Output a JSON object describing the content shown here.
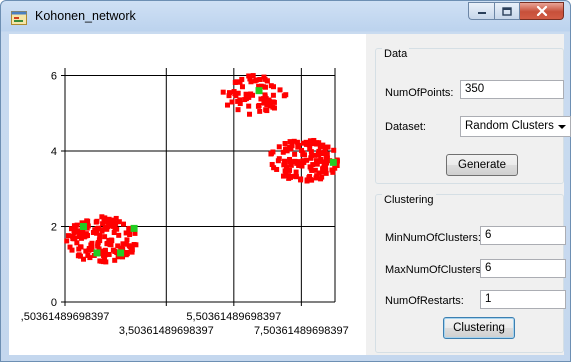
{
  "window": {
    "title": "Kohonen_network",
    "icon": "app-form-icon",
    "buttons": [
      "minimize-icon",
      "maximize-icon",
      "close-icon"
    ]
  },
  "chart_data": {
    "type": "scatter",
    "title": "",
    "xlabel": "",
    "ylabel": "",
    "xlim": [
      0.50361489698397,
      8.5
    ],
    "ylim": [
      0,
      6.2
    ],
    "y_ticks": [
      "0",
      "2",
      "4",
      "6"
    ],
    "y_tick_values": [
      0,
      2,
      4,
      6
    ],
    "x_ticks": [
      ",50361489698397",
      "3,50361489698397",
      "5,50361489698397",
      "7,50361489698397"
    ],
    "x_tick_values": [
      0.50361489698397,
      3.50361489698397,
      5.50361489698397,
      7.50361489698397
    ],
    "x_tick_rows": [
      0,
      1,
      0,
      1
    ],
    "grid": true,
    "series": [
      {
        "color": "#ff0000",
        "marker": "square",
        "clusters": [
          {
            "center": [
              6.1,
              5.5
            ],
            "spread": [
              0.95,
              0.55
            ],
            "count": 70
          },
          {
            "center": [
              7.6,
              3.75
            ],
            "spread": [
              1.05,
              0.55
            ],
            "count": 130
          },
          {
            "center": [
              1.6,
              1.65
            ],
            "spread": [
              1.05,
              0.62
            ],
            "count": 150
          }
        ]
      },
      {
        "color": "#22cc22",
        "marker": "square",
        "points": [
          [
            1.05,
            2.0
          ],
          [
            2.55,
            1.95
          ],
          [
            1.45,
            1.3
          ],
          [
            2.15,
            1.3
          ],
          [
            6.25,
            5.6
          ],
          [
            8.45,
            3.7
          ]
        ]
      }
    ]
  },
  "data_group": {
    "title": "Data",
    "num_points_label": "NumOfPoints:",
    "num_points_value": "350",
    "dataset_label": "Dataset:",
    "dataset_value": "Random Clusters",
    "generate_label": "Generate"
  },
  "clustering_group": {
    "title": "Clustering",
    "min_label": "MinNumOfClusters:",
    "min_value": "6",
    "max_label": "MaxNumOfClusters:",
    "max_value": "6",
    "restarts_label": "NumOfRestarts:",
    "restarts_value": "1",
    "clustering_label": "Clustering"
  }
}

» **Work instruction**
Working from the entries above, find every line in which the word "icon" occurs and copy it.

» **Exercise solution**
    "icon": "app-form-icon",
      "minimize-icon",
      "maximize-icon",
      "close-icon"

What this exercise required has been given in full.